-------- TASK MATERIAL
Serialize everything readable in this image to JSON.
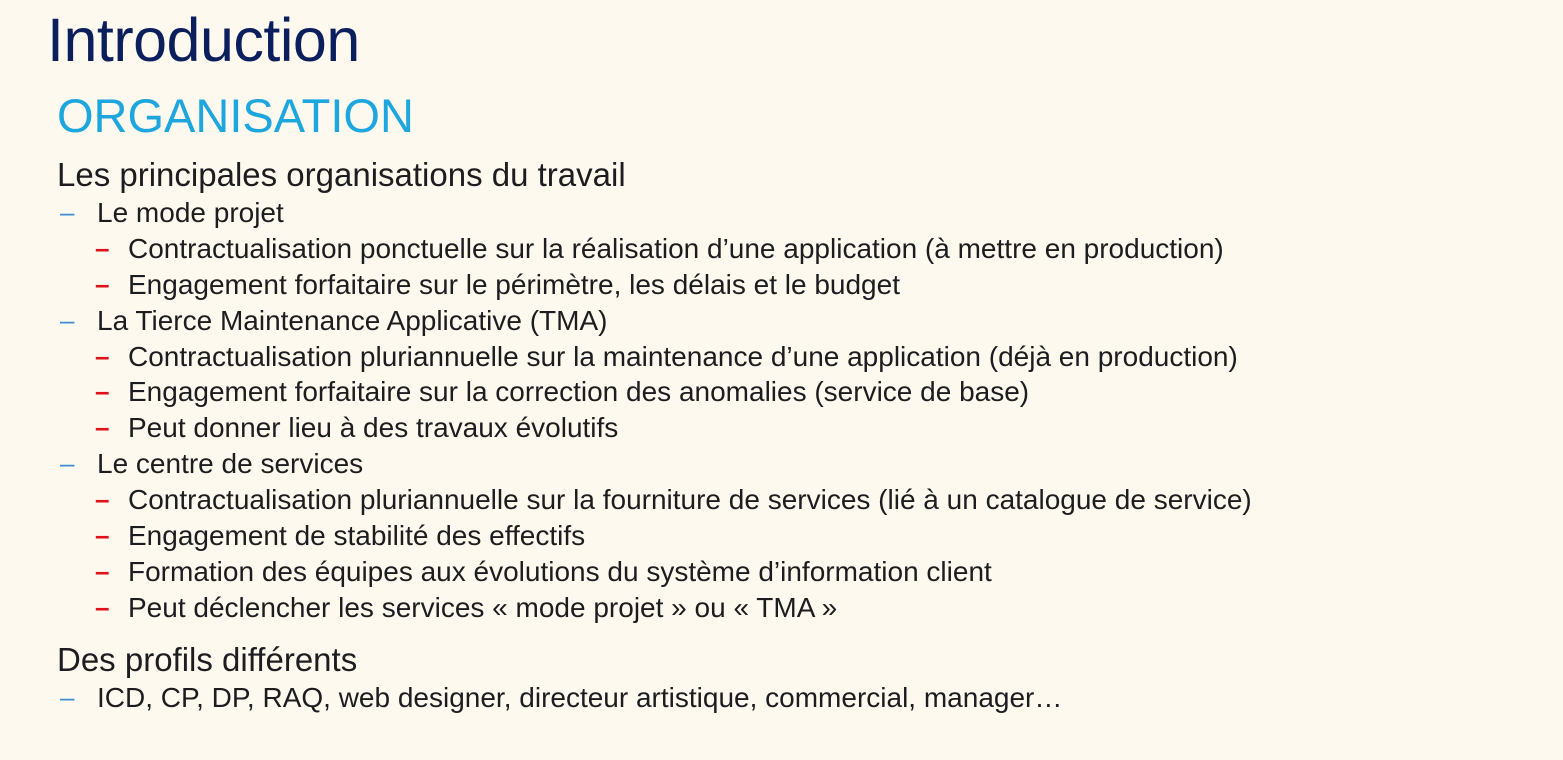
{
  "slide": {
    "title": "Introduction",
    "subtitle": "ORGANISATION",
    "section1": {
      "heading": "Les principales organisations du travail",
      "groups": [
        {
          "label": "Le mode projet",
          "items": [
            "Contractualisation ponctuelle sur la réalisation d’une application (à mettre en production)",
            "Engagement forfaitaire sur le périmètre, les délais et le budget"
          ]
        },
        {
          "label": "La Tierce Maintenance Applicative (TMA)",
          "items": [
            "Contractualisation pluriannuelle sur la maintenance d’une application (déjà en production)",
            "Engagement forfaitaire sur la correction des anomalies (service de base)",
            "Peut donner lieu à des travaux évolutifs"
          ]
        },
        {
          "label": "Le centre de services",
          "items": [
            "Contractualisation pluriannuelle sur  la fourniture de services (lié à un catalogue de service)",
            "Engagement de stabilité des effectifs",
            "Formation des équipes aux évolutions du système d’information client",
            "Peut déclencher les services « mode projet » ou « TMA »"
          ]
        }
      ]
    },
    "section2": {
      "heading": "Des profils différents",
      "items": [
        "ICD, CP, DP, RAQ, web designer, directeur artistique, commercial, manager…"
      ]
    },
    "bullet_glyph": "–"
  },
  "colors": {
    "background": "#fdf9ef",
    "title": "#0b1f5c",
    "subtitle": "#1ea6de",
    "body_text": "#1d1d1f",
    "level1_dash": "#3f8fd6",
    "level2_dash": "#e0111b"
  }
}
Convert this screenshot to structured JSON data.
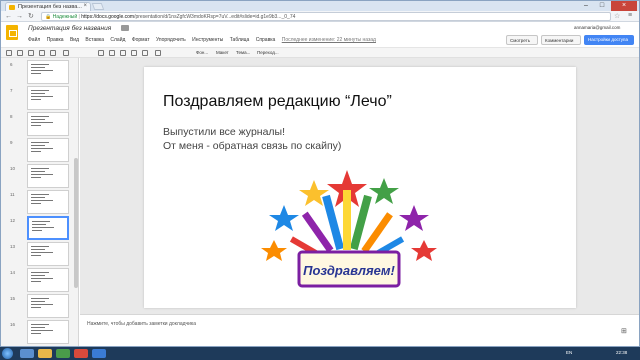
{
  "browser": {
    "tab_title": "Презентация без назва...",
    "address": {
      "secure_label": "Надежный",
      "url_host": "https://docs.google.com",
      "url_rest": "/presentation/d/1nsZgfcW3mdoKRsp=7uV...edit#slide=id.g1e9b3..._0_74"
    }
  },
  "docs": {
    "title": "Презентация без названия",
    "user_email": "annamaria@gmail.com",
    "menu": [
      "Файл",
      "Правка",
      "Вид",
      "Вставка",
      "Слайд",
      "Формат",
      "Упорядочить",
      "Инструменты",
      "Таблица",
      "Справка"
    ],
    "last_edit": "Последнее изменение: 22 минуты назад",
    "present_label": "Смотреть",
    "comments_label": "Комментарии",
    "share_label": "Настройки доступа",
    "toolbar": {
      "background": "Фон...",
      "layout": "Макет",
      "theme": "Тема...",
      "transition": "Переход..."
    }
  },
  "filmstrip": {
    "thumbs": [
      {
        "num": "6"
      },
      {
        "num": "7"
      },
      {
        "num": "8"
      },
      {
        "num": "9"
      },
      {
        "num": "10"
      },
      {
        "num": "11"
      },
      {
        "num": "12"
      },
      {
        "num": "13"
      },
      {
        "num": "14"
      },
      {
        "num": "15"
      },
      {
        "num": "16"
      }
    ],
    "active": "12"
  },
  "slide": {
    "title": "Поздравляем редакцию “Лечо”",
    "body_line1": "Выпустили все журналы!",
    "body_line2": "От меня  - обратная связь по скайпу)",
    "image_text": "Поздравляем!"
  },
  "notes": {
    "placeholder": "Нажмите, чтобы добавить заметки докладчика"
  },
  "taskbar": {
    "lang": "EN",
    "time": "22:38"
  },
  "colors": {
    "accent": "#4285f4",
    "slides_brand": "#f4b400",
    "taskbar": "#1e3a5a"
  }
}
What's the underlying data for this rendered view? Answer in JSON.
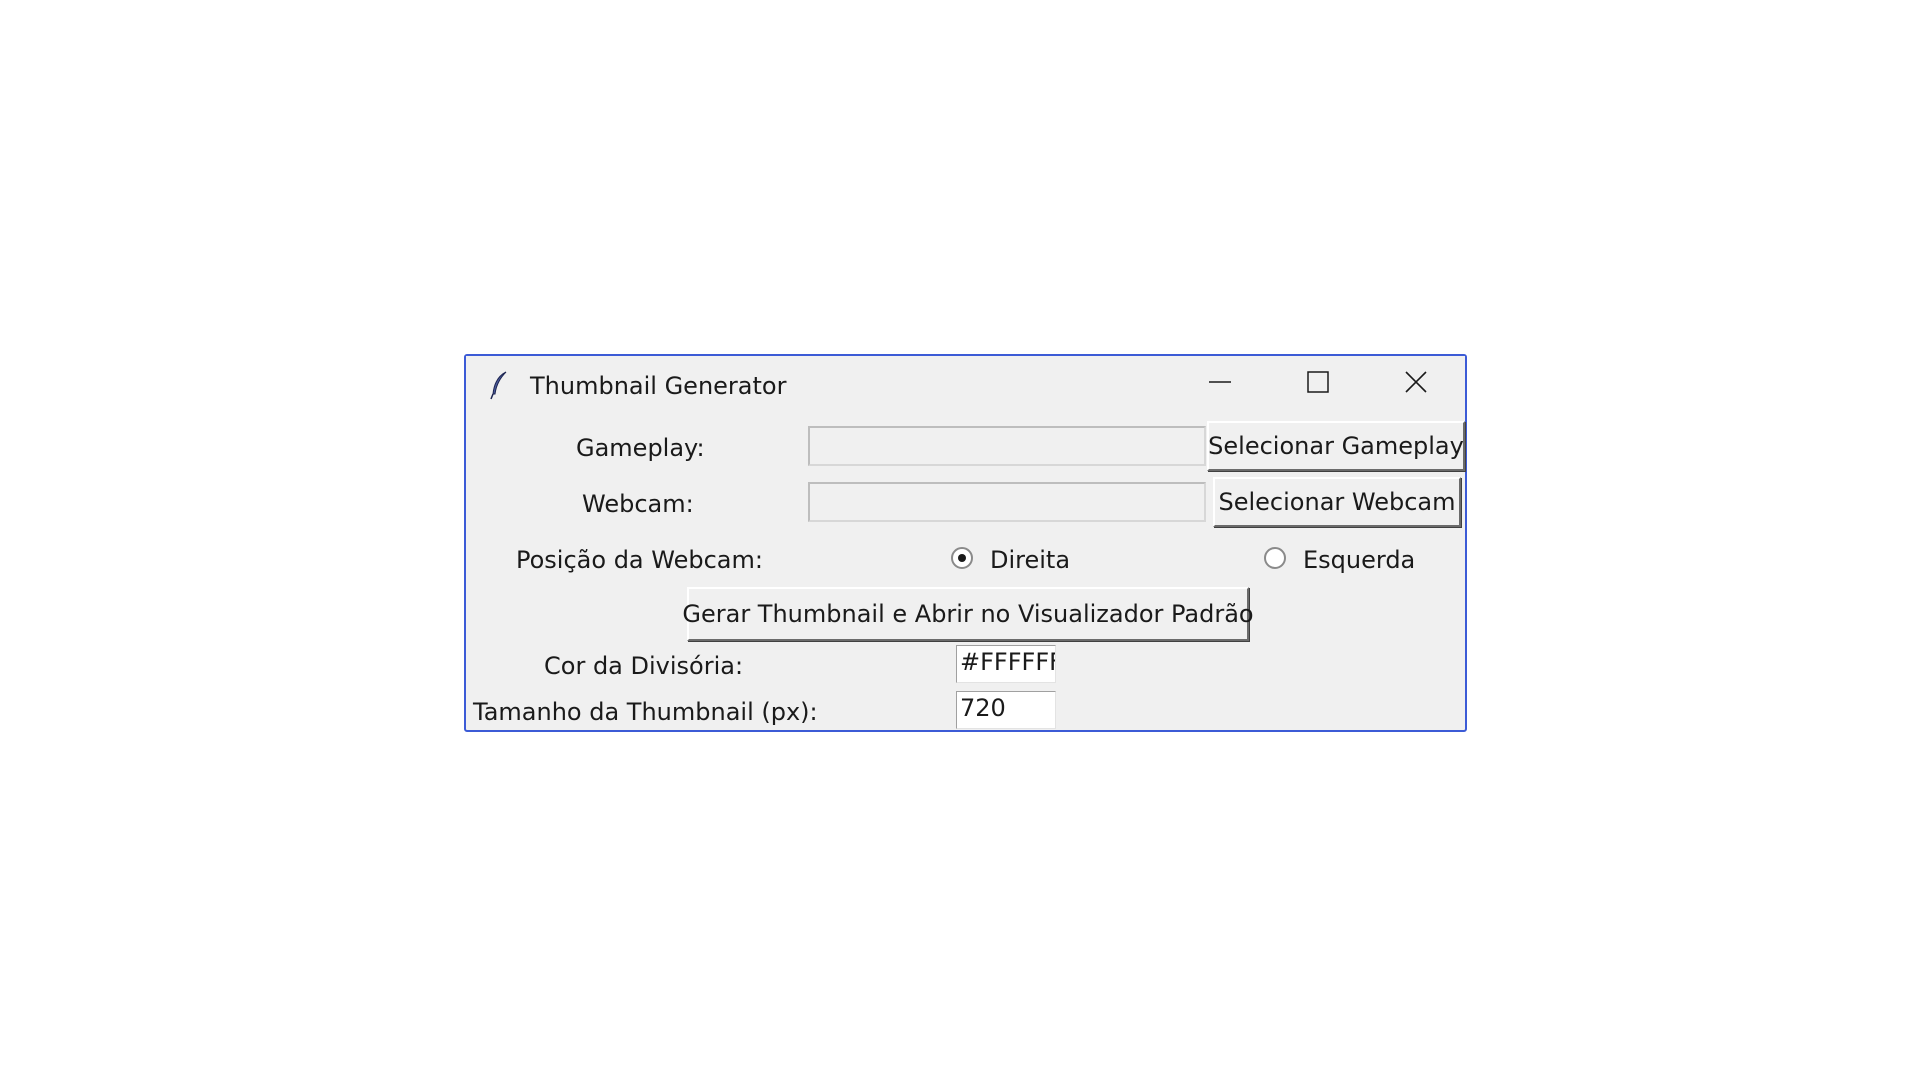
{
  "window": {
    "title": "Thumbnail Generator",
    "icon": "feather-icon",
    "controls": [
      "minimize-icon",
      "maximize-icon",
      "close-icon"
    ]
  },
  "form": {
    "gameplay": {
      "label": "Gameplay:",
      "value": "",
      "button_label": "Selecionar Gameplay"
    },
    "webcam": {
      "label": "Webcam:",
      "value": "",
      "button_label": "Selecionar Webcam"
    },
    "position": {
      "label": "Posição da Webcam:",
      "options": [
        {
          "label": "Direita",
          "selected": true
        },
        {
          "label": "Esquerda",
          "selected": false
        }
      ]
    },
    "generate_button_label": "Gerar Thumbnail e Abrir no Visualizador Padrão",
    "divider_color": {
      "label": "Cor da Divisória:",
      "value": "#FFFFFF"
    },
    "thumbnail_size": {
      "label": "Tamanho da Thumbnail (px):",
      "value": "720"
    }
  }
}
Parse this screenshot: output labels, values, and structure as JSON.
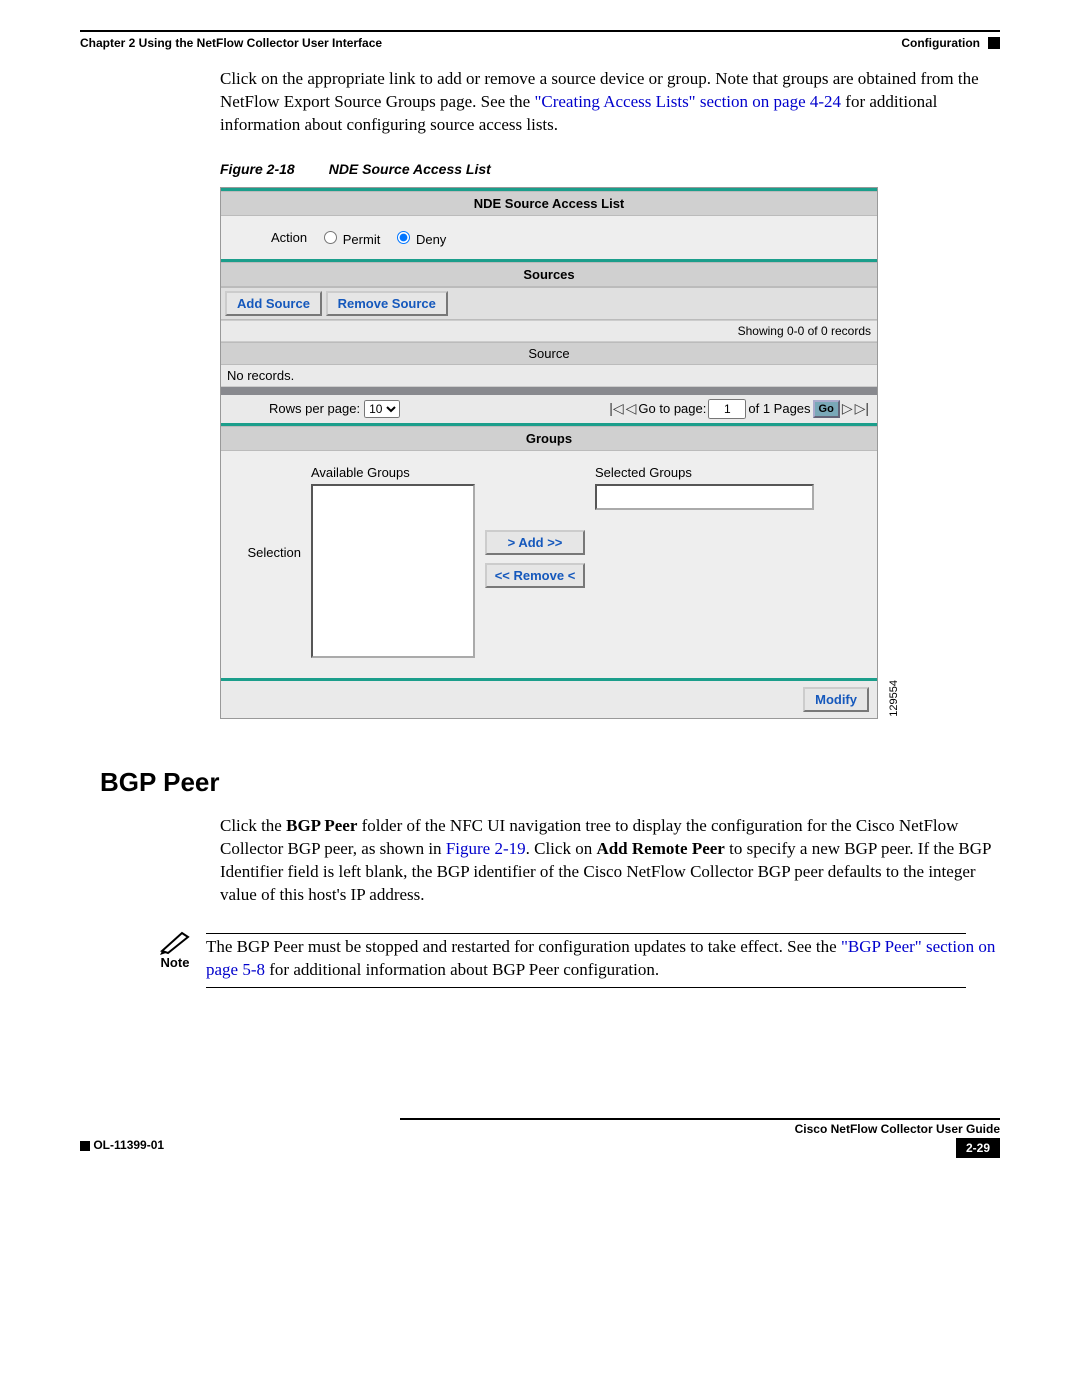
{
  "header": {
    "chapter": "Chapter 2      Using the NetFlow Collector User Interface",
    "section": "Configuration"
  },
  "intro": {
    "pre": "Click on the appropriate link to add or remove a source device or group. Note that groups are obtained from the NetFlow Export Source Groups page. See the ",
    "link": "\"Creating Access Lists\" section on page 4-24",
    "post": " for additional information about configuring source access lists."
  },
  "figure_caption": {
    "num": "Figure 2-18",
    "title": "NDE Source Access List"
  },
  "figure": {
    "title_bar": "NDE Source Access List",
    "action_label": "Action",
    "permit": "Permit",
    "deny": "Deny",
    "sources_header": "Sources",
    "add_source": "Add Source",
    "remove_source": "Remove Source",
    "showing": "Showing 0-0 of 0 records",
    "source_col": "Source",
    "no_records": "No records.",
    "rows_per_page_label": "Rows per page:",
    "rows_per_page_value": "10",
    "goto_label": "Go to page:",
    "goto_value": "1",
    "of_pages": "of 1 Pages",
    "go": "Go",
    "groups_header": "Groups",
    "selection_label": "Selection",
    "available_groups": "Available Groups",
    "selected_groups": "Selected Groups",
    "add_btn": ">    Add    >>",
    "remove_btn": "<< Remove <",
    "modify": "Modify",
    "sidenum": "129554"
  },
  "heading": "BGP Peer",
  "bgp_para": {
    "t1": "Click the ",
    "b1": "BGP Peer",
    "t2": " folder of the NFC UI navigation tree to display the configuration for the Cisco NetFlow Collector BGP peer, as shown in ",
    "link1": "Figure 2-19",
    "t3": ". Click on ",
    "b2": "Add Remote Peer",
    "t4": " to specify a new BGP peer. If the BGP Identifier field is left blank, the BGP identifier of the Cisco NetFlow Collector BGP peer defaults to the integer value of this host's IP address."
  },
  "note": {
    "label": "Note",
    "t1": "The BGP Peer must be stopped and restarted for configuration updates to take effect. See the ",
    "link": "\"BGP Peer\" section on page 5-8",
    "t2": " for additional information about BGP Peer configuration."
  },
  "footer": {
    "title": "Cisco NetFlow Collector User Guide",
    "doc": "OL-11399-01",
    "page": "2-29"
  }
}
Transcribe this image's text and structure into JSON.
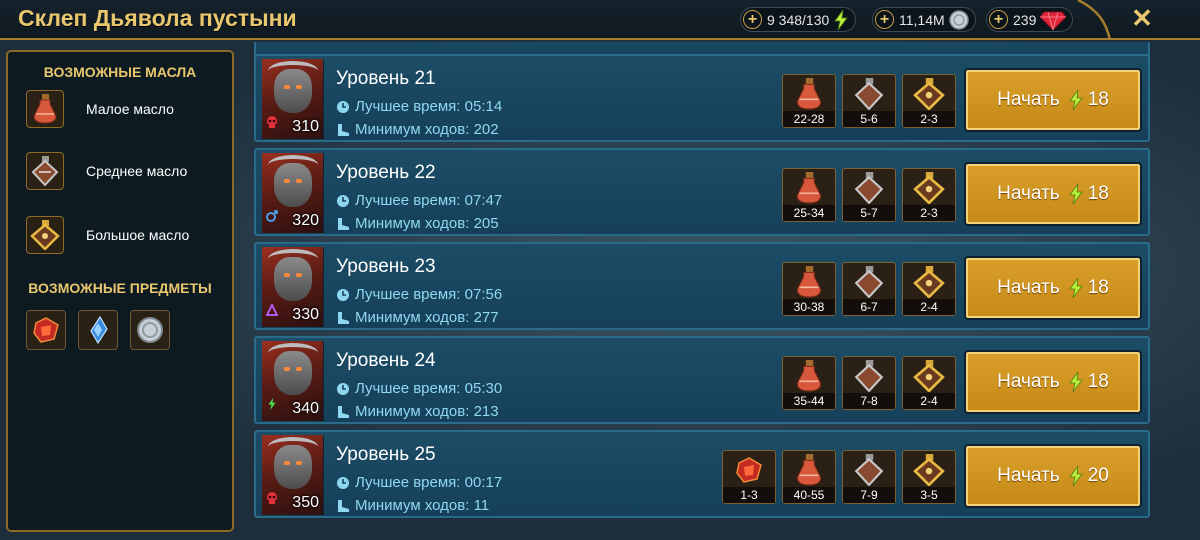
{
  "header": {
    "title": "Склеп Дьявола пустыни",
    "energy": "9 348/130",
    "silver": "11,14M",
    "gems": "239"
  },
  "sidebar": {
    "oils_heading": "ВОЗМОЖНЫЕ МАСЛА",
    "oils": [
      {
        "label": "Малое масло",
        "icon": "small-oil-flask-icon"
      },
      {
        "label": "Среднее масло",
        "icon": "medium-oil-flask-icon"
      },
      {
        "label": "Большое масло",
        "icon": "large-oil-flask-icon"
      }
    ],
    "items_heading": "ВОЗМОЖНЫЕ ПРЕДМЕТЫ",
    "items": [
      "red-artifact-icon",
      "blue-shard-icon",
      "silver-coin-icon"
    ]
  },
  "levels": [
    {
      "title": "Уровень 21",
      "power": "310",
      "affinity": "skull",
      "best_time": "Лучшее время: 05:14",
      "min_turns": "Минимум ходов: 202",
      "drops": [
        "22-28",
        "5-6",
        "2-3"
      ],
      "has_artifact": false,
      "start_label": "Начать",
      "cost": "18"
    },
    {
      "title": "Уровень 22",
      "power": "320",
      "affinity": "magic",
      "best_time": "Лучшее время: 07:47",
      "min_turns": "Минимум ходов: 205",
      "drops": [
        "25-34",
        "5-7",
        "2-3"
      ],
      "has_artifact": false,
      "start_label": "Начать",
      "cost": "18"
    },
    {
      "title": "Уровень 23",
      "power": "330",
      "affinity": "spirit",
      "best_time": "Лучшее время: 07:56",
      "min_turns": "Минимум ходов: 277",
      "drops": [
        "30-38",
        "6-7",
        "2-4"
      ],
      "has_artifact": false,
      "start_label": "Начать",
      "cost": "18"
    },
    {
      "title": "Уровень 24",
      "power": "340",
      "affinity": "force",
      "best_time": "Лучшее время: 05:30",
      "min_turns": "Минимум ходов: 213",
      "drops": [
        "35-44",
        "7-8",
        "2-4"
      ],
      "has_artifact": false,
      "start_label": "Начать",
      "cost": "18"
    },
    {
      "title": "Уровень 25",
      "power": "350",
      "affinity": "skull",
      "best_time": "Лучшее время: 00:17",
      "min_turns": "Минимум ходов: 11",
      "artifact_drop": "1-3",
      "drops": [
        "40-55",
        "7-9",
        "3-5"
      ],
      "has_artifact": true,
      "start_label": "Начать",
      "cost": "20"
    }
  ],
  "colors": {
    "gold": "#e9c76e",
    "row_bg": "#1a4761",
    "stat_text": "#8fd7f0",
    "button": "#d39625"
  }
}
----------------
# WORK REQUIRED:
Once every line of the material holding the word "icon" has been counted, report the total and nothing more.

# EXERCISE SOLUTION:
10